• Exercise: Filter these entries so that only lines with the word "JSON" remain.

• Dataset extract:
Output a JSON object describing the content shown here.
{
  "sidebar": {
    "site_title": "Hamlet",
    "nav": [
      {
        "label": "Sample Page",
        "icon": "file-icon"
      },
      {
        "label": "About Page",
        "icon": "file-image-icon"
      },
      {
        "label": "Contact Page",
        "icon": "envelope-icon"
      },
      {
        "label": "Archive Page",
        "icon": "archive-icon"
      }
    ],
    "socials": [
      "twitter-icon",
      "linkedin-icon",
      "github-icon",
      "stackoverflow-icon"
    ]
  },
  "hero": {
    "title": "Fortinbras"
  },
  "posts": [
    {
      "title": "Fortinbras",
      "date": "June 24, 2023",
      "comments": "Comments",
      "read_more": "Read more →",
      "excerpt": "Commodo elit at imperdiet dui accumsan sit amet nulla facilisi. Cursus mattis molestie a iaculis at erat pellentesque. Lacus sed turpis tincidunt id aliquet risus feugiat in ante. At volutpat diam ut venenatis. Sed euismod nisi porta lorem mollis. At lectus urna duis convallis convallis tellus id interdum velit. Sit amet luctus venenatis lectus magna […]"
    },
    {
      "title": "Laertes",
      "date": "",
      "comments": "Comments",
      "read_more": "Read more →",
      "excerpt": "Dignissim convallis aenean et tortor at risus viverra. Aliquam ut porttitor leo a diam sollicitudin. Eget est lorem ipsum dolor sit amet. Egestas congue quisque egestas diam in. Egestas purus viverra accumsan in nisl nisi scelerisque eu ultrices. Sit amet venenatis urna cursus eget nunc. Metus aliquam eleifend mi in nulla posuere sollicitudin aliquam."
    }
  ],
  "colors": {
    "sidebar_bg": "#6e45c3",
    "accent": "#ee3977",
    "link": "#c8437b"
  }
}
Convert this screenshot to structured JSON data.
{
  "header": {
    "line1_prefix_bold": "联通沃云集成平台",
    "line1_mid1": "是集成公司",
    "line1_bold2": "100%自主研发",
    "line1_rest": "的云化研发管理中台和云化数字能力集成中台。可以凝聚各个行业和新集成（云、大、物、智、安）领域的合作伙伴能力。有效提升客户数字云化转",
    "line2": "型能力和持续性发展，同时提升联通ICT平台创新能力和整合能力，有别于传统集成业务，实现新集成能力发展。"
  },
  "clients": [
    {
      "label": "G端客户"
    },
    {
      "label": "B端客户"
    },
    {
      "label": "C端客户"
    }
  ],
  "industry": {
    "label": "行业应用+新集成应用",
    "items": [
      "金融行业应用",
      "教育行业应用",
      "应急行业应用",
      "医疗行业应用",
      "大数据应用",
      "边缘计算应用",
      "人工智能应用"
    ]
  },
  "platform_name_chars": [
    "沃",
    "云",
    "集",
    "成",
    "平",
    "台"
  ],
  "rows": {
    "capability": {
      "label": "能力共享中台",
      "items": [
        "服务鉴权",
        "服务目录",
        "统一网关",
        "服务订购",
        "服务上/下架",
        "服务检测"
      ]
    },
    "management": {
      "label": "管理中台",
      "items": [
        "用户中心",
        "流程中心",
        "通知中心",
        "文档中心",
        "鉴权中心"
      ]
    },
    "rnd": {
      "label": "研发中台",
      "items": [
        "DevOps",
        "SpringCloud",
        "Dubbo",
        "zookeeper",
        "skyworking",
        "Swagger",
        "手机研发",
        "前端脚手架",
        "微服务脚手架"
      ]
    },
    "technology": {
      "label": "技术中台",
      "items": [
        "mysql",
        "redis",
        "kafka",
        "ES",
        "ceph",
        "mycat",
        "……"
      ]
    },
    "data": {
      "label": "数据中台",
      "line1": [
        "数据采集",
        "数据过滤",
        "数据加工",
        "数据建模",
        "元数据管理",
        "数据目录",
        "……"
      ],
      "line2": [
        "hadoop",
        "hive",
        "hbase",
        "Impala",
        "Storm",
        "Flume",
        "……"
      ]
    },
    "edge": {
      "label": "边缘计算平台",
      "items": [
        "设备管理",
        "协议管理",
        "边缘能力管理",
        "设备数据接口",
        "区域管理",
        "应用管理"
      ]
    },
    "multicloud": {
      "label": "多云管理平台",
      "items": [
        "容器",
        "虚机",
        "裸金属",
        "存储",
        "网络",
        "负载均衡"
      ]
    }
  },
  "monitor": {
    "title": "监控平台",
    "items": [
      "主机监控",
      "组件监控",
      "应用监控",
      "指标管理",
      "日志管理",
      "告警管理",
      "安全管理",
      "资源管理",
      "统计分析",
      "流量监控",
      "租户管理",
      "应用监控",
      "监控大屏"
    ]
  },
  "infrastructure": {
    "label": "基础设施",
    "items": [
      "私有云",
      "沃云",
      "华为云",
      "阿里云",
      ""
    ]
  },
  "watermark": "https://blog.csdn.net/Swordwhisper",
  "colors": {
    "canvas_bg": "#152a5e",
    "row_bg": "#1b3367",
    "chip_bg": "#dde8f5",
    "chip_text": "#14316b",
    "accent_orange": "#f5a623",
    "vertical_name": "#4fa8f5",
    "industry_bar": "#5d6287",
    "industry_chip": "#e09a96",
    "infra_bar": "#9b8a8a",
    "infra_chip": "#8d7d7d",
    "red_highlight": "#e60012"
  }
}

• Task solution:
Output a JSON object describing the content shown here.
Convert this screenshot to structured JSON data.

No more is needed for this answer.